### What is expected
Whenever "volume" occurs in a line of the material, list that line.

### Records provided

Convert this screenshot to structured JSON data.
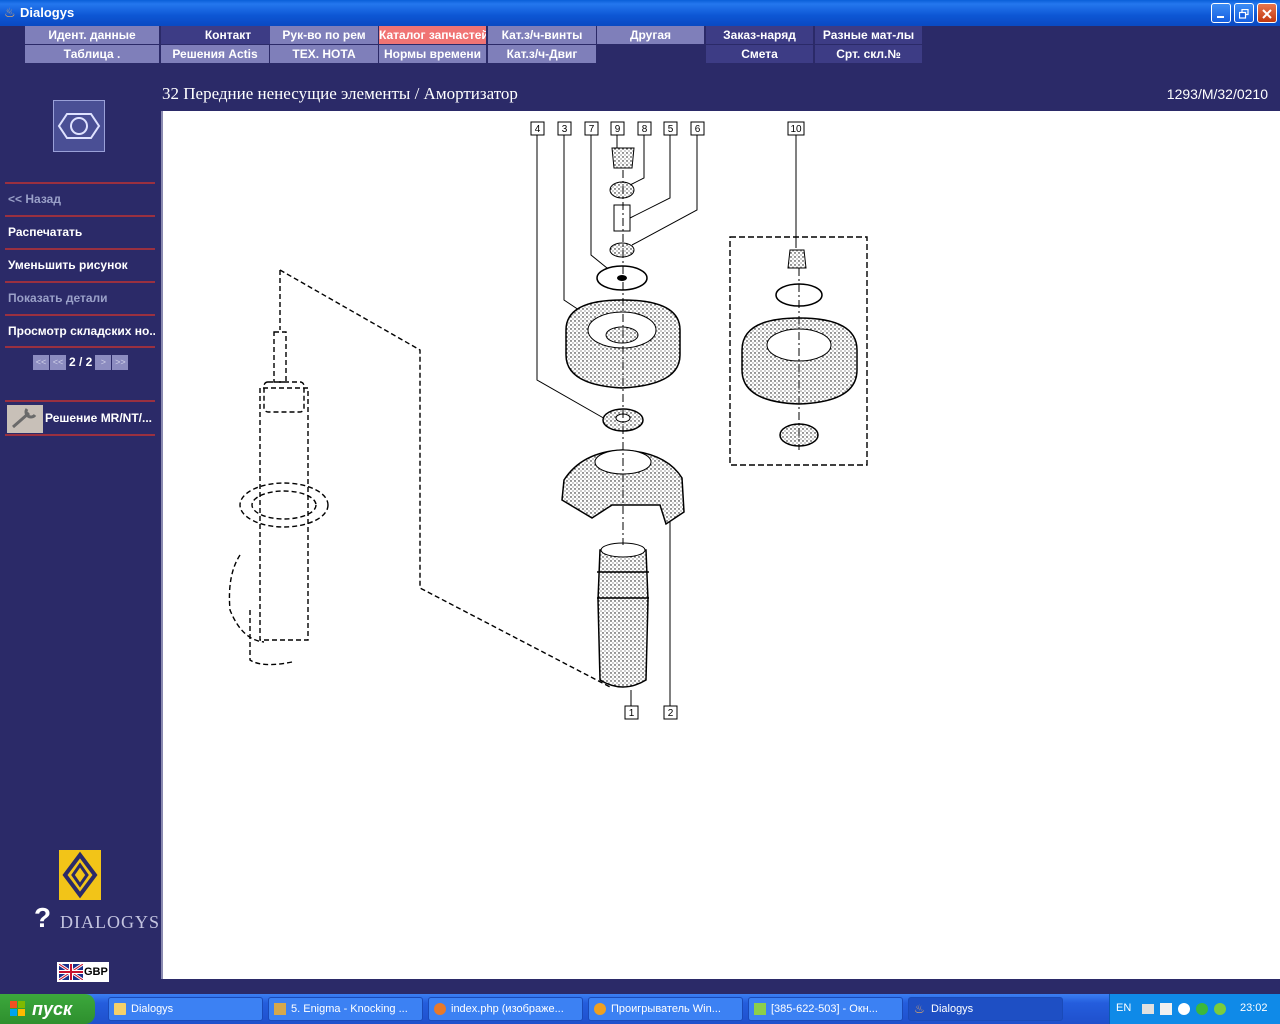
{
  "window": {
    "title": "Dialogys",
    "app_icon": "java-cup-icon",
    "controls": [
      "minimize",
      "restore",
      "close"
    ]
  },
  "menu": {
    "row1": [
      {
        "label": "Идент. данные"
      },
      {
        "label": "Контакт"
      },
      {
        "label": "Рук-во по рем"
      },
      {
        "label": "Каталог запчастей",
        "selected": true
      },
      {
        "label": "Кат.з/ч-винты"
      },
      {
        "label": "Другая"
      },
      {
        "label": "Заказ-наряд"
      },
      {
        "label": "Разные мат-лы"
      }
    ],
    "row2": [
      {
        "label": "Таблица ."
      },
      {
        "label": "Решения Actis"
      },
      {
        "label": "ТЕХ. НОТА"
      },
      {
        "label": "Нормы времени"
      },
      {
        "label": "Кат.з/ч-Двиг"
      },
      {
        "label": ""
      },
      {
        "label": "Смета"
      },
      {
        "label": "Срт. скл.№"
      }
    ]
  },
  "sidebar": {
    "items": [
      {
        "label": "<< Назад",
        "disabled": true
      },
      {
        "label": "Распечатать",
        "disabled": false
      },
      {
        "label": "Уменьшить рисунок",
        "disabled": false
      },
      {
        "label": "Показать детали",
        "disabled": true
      },
      {
        "label": "Просмотр складских но...",
        "disabled": false
      }
    ],
    "pager": {
      "first": "<<",
      "prev": "<<",
      "text": "2 / 2",
      "next": ">",
      "last": ">>"
    },
    "solution_label": "Решение MR/NT/...",
    "brand_logo": "DIALOGYS",
    "lang_code": "GBP"
  },
  "header": {
    "title": "32 Передние ненесущие элементы / Амортизатор",
    "code": "1293/M/32/0210"
  },
  "diagram": {
    "callouts_top": [
      "4",
      "3",
      "7",
      "9",
      "8",
      "5",
      "6",
      "10"
    ],
    "callouts_bottom": [
      "1",
      "2"
    ]
  },
  "taskbar": {
    "start_label": "пуск",
    "tasks": [
      {
        "label": "Dialogys",
        "icon": "folder-icon"
      },
      {
        "label": "5. Enigma - Knocking ...",
        "icon": "winamp-icon"
      },
      {
        "label": "index.php (изображе...",
        "icon": "firefox-icon"
      },
      {
        "label": "Проигрыватель Win...",
        "icon": "media-player-icon"
      },
      {
        "label": "[385-622-503] - Окн...",
        "icon": "icq-icon"
      },
      {
        "label": "Dialogys",
        "icon": "java-cup-icon",
        "active": true
      }
    ],
    "tray": {
      "lang": "EN",
      "time": "23:02"
    }
  }
}
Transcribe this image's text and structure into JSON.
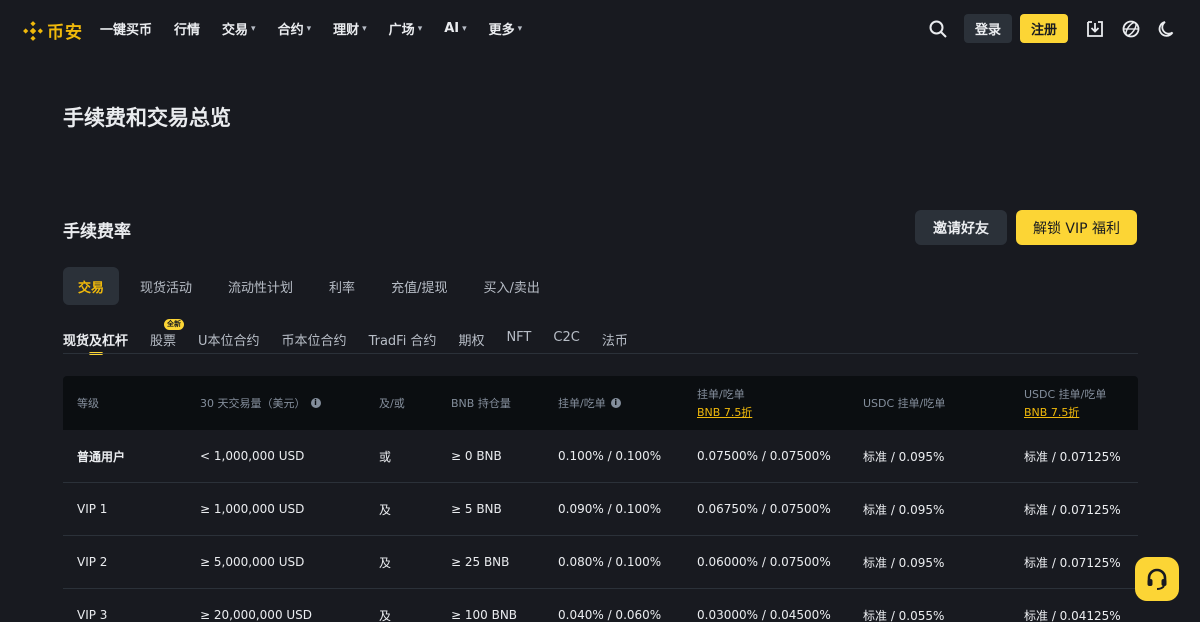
{
  "brand": {
    "name": "币安",
    "accent": "#f0b90b",
    "button_yellow": "#fcd535"
  },
  "nav": {
    "items": [
      {
        "label": "一键买币",
        "dropdown": false
      },
      {
        "label": "行情",
        "dropdown": false
      },
      {
        "label": "交易",
        "dropdown": true
      },
      {
        "label": "合约",
        "dropdown": true
      },
      {
        "label": "理财",
        "dropdown": true
      },
      {
        "label": "广场",
        "dropdown": true
      },
      {
        "label": "AI",
        "dropdown": true
      },
      {
        "label": "更多",
        "dropdown": true
      }
    ],
    "login": "登录",
    "register": "注册",
    "icons": [
      "search-icon",
      "download-icon",
      "globe-icon",
      "moon-icon"
    ]
  },
  "page_title": "手续费和交易总览",
  "section": {
    "title": "手续费率",
    "invite_button": "邀请好友",
    "vip_button": "解锁 VIP 福利"
  },
  "category_tabs": [
    "交易",
    "现货活动",
    "流动性计划",
    "利率",
    "充值/提现",
    "买入/卖出"
  ],
  "category_active": "交易",
  "sub_tabs": [
    "现货及杠杆",
    "股票",
    "U本位合约",
    "币本位合约",
    "TradFi 合约",
    "期权",
    "NFT",
    "C2C",
    "法币"
  ],
  "sub_active": "现货及杠杆",
  "sub_badge": {
    "tab": "股票",
    "text": "全新"
  },
  "table": {
    "headers": {
      "level": "等级",
      "volume": "30 天交易量（美元）",
      "andor": "及/或",
      "bnb": "BNB 持仓量",
      "maker_taker": "挂单/吃单",
      "maker_taker_bnb": "挂单/吃单",
      "maker_taker_bnb_link": "BNB 7.5折",
      "usdc": "USDC 挂单/吃单",
      "usdc_bnb": "USDC 挂单/吃单",
      "usdc_bnb_link": "BNB 7.5折"
    },
    "rows": [
      {
        "level": "普通用户",
        "volume": "< 1,000,000 USD",
        "andor": "或",
        "bnb": "≥ 0 BNB",
        "fee": "0.100% / 0.100%",
        "fee_bnb": "0.07500% / 0.07500%",
        "usdc": "标准 / 0.095%",
        "usdc_bnb": "标准 / 0.07125%"
      },
      {
        "level": "VIP 1",
        "volume": "≥ 1,000,000 USD",
        "andor": "及",
        "bnb": "≥ 5 BNB",
        "fee": "0.090% / 0.100%",
        "fee_bnb": "0.06750% / 0.07500%",
        "usdc": "标准 / 0.095%",
        "usdc_bnb": "标准 / 0.07125%"
      },
      {
        "level": "VIP 2",
        "volume": "≥ 5,000,000 USD",
        "andor": "及",
        "bnb": "≥ 25 BNB",
        "fee": "0.080% / 0.100%",
        "fee_bnb": "0.06000% / 0.07500%",
        "usdc": "标准 / 0.095%",
        "usdc_bnb": "标准 / 0.07125%"
      },
      {
        "level": "VIP 3",
        "volume": "≥ 20,000,000 USD",
        "andor": "及",
        "bnb": "≥ 100 BNB",
        "fee": "0.040% / 0.060%",
        "fee_bnb": "0.03000% / 0.04500%",
        "usdc": "标准 / 0.055%",
        "usdc_bnb": "标准 / 0.04125%"
      }
    ]
  },
  "support_icon": "headset-icon"
}
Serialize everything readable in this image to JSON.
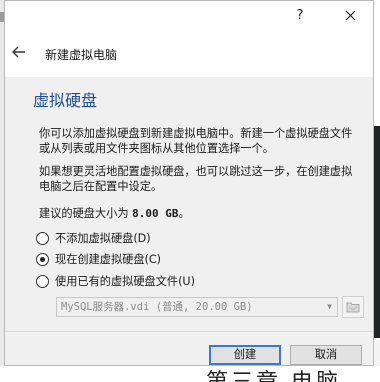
{
  "titlebar": {
    "help": "?",
    "close_icon": "close-icon"
  },
  "nav": {
    "back_icon": "arrow-left-icon",
    "title": "新建虚拟电脑"
  },
  "page": {
    "heading": "虚拟硬盘",
    "intro": "你可以添加虚拟硬盘到新建虚拟电脑中。新建一个虚拟硬盘文件或从列表或用文件夹图标从其他位置选择一个。",
    "advanced": "如果想更灵活地配置虚拟硬盘，也可以跳过这一步，在创建虚拟电脑之后在配置中设定。",
    "size_prefix": "建议的硬盘大小为",
    "size_value": "8.00 GB",
    "size_suffix": "。"
  },
  "options": [
    {
      "label": "不添加虚拟硬盘(D)",
      "checked": false
    },
    {
      "label": "现在创建虚拟硬盘(C)",
      "checked": true
    },
    {
      "label": "使用已有的虚拟硬盘文件(U)",
      "checked": false
    }
  ],
  "existing_file": {
    "value": "MySQL服务器.vdi (普通, 20.00 GB)",
    "disabled": true,
    "folder_icon": "folder-icon"
  },
  "buttons": {
    "create": "创建",
    "cancel": "取消"
  },
  "background": {
    "bottom_text": "第三章 电脑"
  },
  "colors": {
    "heading": "#1f4e99",
    "default_button_border": "#3b78d6",
    "dialog_bg": "#f0f0f0"
  }
}
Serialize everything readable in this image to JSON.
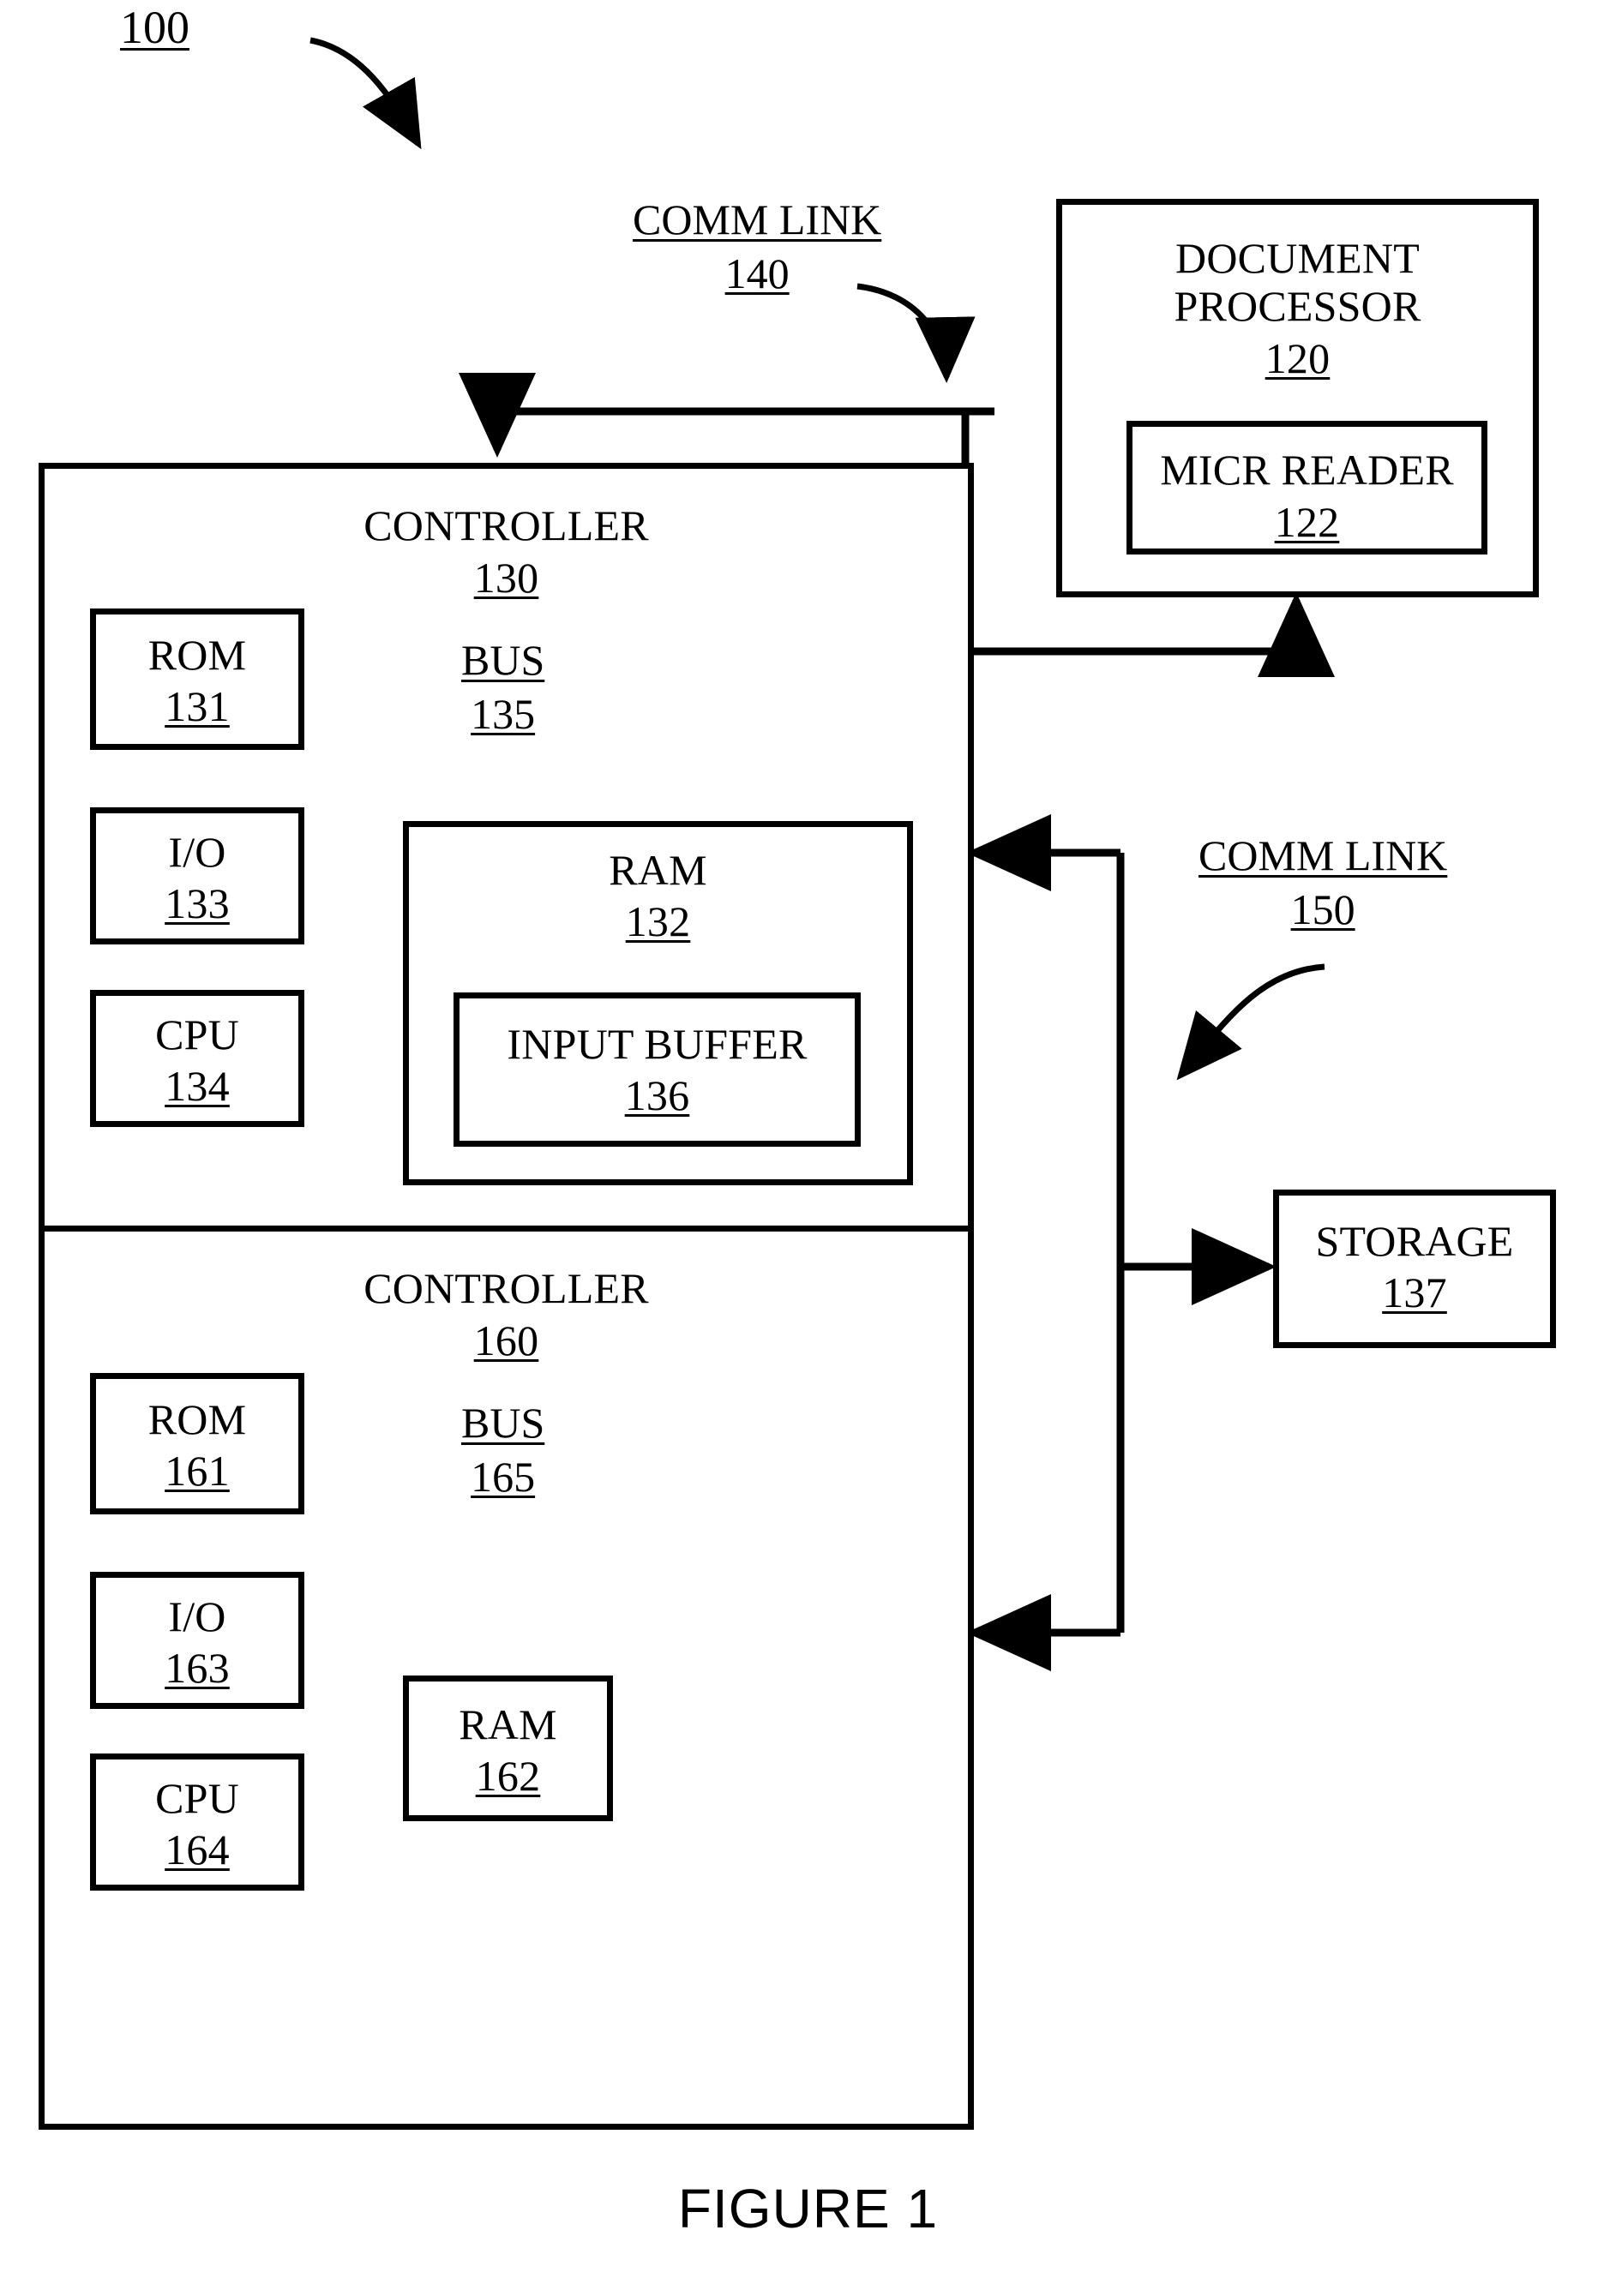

### Output of the exercise
      "volume": "30 天交易量（美元）",
        "volume": "< 1,000,000 USD",
        "volume": "≥ 1,000,000 USD",
        "volume": "≥ 5,000,000 USD",
        "volume": "≥ 20,000,000 USD",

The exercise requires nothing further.